Dataset excerpts:

[Start of section]

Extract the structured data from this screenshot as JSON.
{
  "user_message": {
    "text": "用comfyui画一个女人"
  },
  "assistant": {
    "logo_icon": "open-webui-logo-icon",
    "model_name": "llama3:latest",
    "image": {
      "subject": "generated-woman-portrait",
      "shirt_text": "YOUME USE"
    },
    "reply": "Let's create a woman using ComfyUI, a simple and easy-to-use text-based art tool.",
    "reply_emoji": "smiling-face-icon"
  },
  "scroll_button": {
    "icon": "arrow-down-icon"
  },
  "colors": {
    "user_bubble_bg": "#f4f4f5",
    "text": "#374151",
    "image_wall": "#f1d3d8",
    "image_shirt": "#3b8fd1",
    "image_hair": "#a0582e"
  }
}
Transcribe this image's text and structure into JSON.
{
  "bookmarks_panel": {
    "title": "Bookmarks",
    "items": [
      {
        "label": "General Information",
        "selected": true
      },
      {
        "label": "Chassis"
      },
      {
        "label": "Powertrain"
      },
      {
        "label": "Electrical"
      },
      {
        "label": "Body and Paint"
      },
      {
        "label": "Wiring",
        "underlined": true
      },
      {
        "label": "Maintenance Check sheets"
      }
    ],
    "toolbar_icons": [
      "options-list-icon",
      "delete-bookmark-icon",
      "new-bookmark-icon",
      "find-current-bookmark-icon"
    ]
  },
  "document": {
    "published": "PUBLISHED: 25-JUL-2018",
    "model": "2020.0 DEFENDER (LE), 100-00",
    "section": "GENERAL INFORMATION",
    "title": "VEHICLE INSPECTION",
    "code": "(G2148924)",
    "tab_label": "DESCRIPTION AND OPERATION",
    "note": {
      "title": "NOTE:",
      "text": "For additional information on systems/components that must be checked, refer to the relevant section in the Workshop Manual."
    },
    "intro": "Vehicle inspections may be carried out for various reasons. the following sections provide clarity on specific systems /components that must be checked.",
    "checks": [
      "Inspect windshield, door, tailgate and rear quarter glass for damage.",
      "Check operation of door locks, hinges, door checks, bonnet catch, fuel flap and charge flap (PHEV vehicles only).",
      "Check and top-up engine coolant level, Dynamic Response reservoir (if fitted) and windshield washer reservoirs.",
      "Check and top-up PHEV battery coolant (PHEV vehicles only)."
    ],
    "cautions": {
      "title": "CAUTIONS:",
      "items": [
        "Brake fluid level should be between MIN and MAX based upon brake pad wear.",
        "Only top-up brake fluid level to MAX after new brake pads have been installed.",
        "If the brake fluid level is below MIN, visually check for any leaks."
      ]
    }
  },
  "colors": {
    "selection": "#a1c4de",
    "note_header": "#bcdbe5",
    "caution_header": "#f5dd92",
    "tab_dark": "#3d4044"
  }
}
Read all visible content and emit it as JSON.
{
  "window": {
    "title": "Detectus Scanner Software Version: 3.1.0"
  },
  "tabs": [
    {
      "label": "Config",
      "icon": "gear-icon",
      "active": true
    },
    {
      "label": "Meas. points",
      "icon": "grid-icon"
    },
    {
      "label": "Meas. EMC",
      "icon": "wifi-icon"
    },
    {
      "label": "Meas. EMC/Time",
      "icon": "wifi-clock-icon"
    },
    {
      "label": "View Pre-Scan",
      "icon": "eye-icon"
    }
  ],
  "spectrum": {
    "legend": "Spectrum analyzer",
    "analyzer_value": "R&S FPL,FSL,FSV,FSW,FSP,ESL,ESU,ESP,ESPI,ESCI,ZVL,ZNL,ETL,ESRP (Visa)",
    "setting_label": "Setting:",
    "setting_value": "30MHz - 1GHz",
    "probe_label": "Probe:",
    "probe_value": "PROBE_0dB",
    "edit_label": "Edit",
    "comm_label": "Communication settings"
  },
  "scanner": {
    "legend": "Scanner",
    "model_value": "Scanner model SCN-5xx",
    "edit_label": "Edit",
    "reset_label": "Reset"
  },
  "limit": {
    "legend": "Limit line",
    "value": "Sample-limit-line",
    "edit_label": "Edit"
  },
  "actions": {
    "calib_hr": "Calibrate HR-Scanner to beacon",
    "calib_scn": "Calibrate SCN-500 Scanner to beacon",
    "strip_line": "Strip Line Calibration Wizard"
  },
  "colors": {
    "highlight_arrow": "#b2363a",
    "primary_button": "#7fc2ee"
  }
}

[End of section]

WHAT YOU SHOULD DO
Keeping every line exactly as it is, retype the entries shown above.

OUTPUT FOR THIS EXERCISE
Extract the structured data from this screenshot as JSON.
{
  "user_message": {
    "text": "用comfyui画一个女人"
  },
  "assistant": {
    "logo_icon": "open-webui-logo-icon",
    "model_name": "llama3:latest",
    "image": {
      "subject": "generated-woman-portrait",
      "shirt_text": "YOUME USE"
    },
    "reply": "Let's create a woman using ComfyUI, a simple and easy-to-use text-based art tool.",
    "reply_emoji": "smiling-face-icon"
  },
  "scroll_button": {
    "icon": "arrow-down-icon"
  },
  "colors": {
    "user_bubble_bg": "#f4f4f5",
    "text": "#374151",
    "image_wall": "#f1d3d8",
    "image_shirt": "#3b8fd1",
    "image_hair": "#a0582e"
  }
}
Transcribe this image's text and structure into JSON.
{
  "bookmarks_panel": {
    "title": "Bookmarks",
    "items": [
      {
        "label": "General Information",
        "selected": true
      },
      {
        "label": "Chassis"
      },
      {
        "label": "Powertrain"
      },
      {
        "label": "Electrical"
      },
      {
        "label": "Body and Paint"
      },
      {
        "label": "Wiring",
        "underlined": true
      },
      {
        "label": "Maintenance Check sheets"
      }
    ],
    "toolbar_icons": [
      "options-list-icon",
      "delete-bookmark-icon",
      "new-bookmark-icon",
      "find-current-bookmark-icon"
    ]
  },
  "document": {
    "published": "PUBLISHED: 25-JUL-2018",
    "model": "2020.0 DEFENDER (LE), 100-00",
    "section": "GENERAL INFORMATION",
    "title": "VEHICLE INSPECTION",
    "code": "(G2148924)",
    "tab_label": "DESCRIPTION AND OPERATION",
    "note": {
      "title": "NOTE:",
      "text": "For additional information on systems/components that must be checked, refer to the relevant section in the Workshop Manual."
    },
    "intro": "Vehicle inspections may be carried out for various reasons. the following sections provide clarity on specific systems /components that must be checked.",
    "checks": [
      "Inspect windshield, door, tailgate and rear quarter glass for damage.",
      "Check operation of door locks, hinges, door checks, bonnet catch, fuel flap and charge flap (PHEV vehicles only).",
      "Check and top-up engine coolant level, Dynamic Response reservoir (if fitted) and windshield washer reservoirs.",
      "Check and top-up PHEV battery coolant (PHEV vehicles only)."
    ],
    "cautions": {
      "title": "CAUTIONS:",
      "items": [
        "Brake fluid level should be between MIN and MAX based upon brake pad wear.",
        "Only top-up brake fluid level to MAX after new brake pads have been installed.",
        "If the brake fluid level is below MIN, visually check for any leaks."
      ]
    }
  },
  "colors": {
    "selection": "#a1c4de",
    "note_header": "#bcdbe5",
    "caution_header": "#f5dd92",
    "tab_dark": "#3d4044"
  }
}
Read all visible content and emit it as JSON.
{
  "window": {
    "title": "Detectus Scanner Software Version: 3.1.0"
  },
  "tabs": [
    {
      "label": "Config",
      "icon": "gear-icon",
      "active": true
    },
    {
      "label": "Meas. points",
      "icon": "grid-icon"
    },
    {
      "label": "Meas. EMC",
      "icon": "wifi-icon"
    },
    {
      "label": "Meas. EMC/Time",
      "icon": "wifi-clock-icon"
    },
    {
      "label": "View Pre-Scan",
      "icon": "eye-icon"
    }
  ],
  "spectrum": {
    "legend": "Spectrum analyzer",
    "analyzer_value": "R&S FPL,FSL,FSV,FSW,FSP,ESL,ESU,ESP,ESPI,ESCI,ZVL,ZNL,ETL,ESRP (Visa)",
    "setting_label": "Setting:",
    "setting_value": "30MHz - 1GHz",
    "probe_label": "Probe:",
    "probe_value": "PROBE_0dB",
    "edit_label": "Edit",
    "comm_label": "Communication settings"
  },
  "scanner": {
    "legend": "Scanner",
    "model_value": "Scanner model SCN-5xx",
    "edit_label": "Edit",
    "reset_label": "Reset"
  },
  "limit": {
    "legend": "Limit line",
    "value": "Sample-limit-line",
    "edit_label": "Edit"
  },
  "actions": {
    "calib_hr": "Calibrate HR-Scanner to beacon",
    "calib_scn": "Calibrate SCN-500 Scanner to beacon",
    "strip_line": "Strip Line Calibration Wizard"
  },
  "colors": {
    "highlight_arrow": "#b2363a",
    "primary_button": "#7fc2ee"
  }
}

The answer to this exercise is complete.